**Extracted data entries:**
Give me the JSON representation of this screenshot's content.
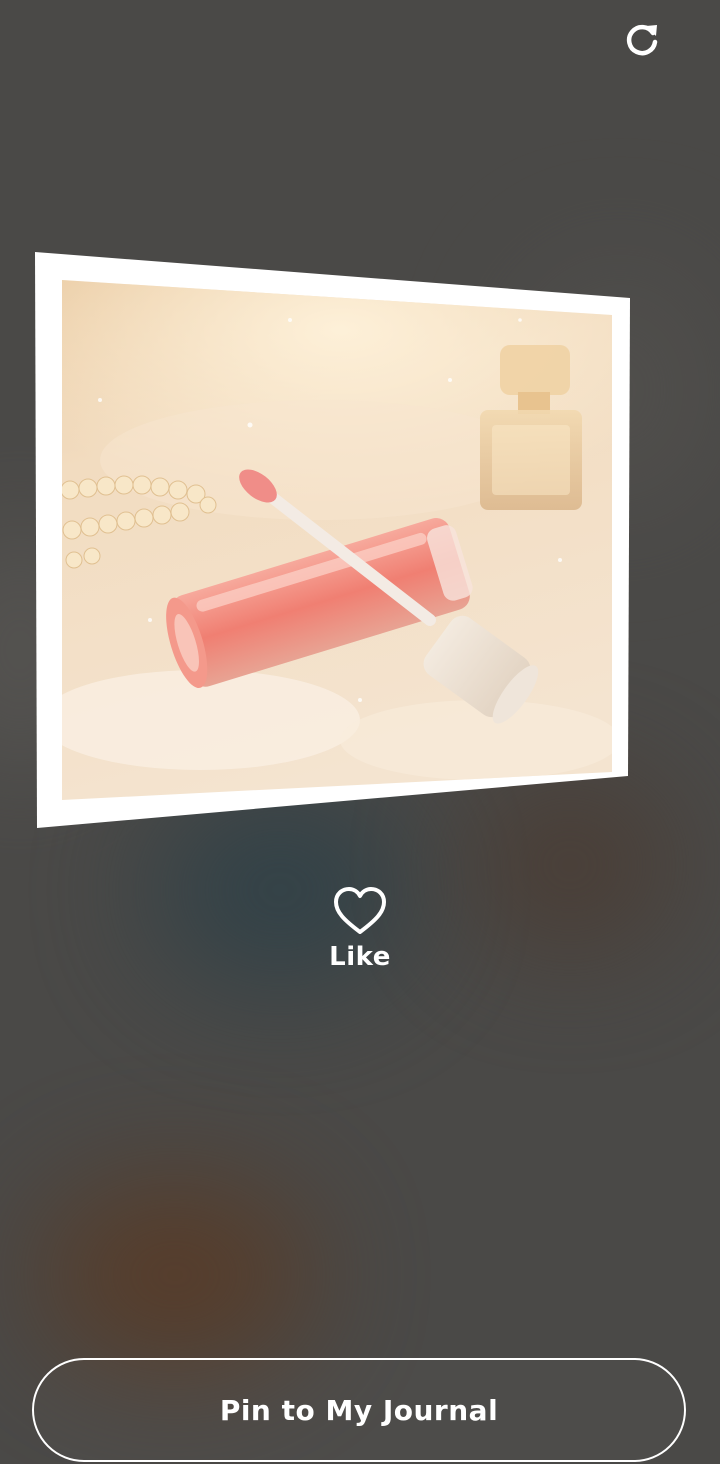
{
  "header": {
    "refresh_icon": "refresh-icon"
  },
  "photo": {
    "subject": "pink lip gloss",
    "frame_color": "#ffffff"
  },
  "like": {
    "label": "Like",
    "icon": "heart-outline-icon"
  },
  "pin": {
    "label": "Pin to My Journal"
  },
  "colors": {
    "background": "#4a4947",
    "text": "#ffffff"
  }
}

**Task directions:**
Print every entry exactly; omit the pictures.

**Answer space:**
Give me the JSON representation of this screenshot's content.
{
  "header": {
    "refresh_icon": "refresh-icon"
  },
  "photo": {
    "subject": "pink lip gloss",
    "frame_color": "#ffffff"
  },
  "like": {
    "label": "Like",
    "icon": "heart-outline-icon"
  },
  "pin": {
    "label": "Pin to My Journal"
  },
  "colors": {
    "background": "#4a4947",
    "text": "#ffffff"
  }
}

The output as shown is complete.